• [REQUIRED WORK] Where does the string "Volumes" appear in the material? Copy each line that holds it.

• [DATA FOR THIS EXERCISE]
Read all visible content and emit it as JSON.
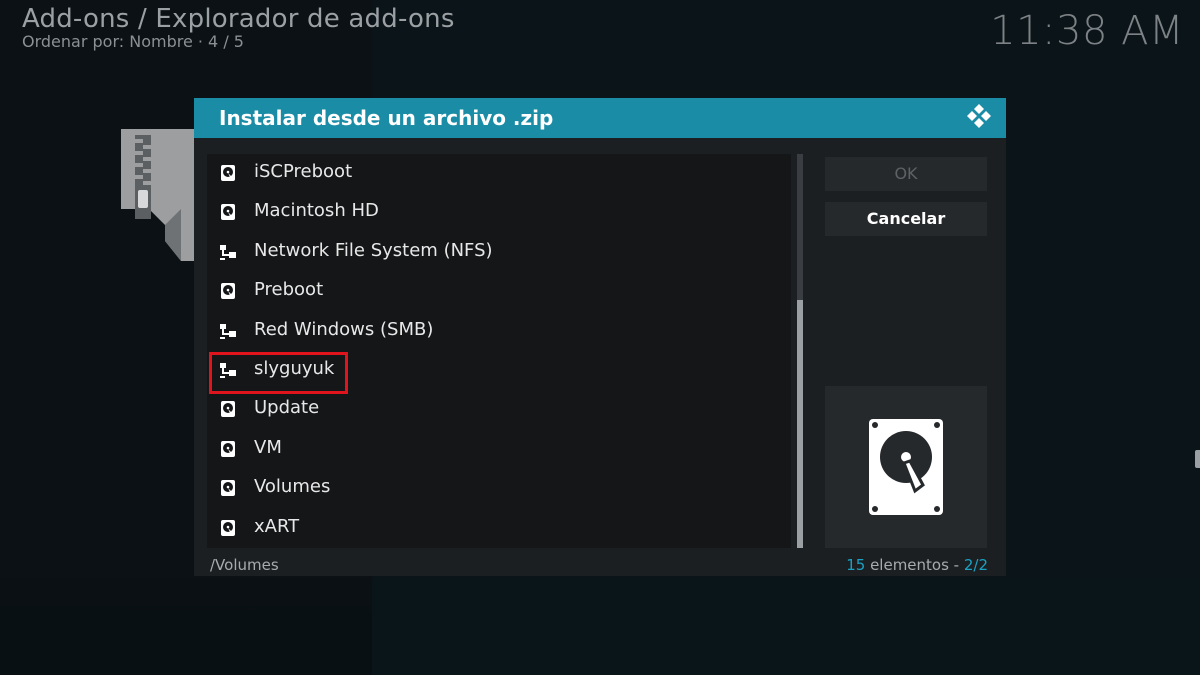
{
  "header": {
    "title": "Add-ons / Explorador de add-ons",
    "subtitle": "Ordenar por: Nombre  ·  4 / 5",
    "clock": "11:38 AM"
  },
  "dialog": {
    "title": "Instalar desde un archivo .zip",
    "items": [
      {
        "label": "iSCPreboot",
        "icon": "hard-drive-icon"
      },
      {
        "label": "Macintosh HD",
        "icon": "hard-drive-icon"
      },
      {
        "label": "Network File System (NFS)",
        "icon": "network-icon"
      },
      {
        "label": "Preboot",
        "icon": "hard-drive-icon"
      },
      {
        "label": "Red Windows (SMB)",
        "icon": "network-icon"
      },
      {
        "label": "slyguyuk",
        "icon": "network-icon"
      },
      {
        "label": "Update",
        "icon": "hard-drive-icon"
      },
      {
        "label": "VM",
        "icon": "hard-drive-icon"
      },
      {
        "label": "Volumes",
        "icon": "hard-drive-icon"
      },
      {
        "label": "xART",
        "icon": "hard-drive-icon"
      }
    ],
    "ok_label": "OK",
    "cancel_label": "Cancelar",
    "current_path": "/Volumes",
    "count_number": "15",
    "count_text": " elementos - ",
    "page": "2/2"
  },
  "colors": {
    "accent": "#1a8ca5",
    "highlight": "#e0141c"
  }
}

• [EXERCISE ANSWER]
        "label": "Volumes",
    "current_path": "/Volumes",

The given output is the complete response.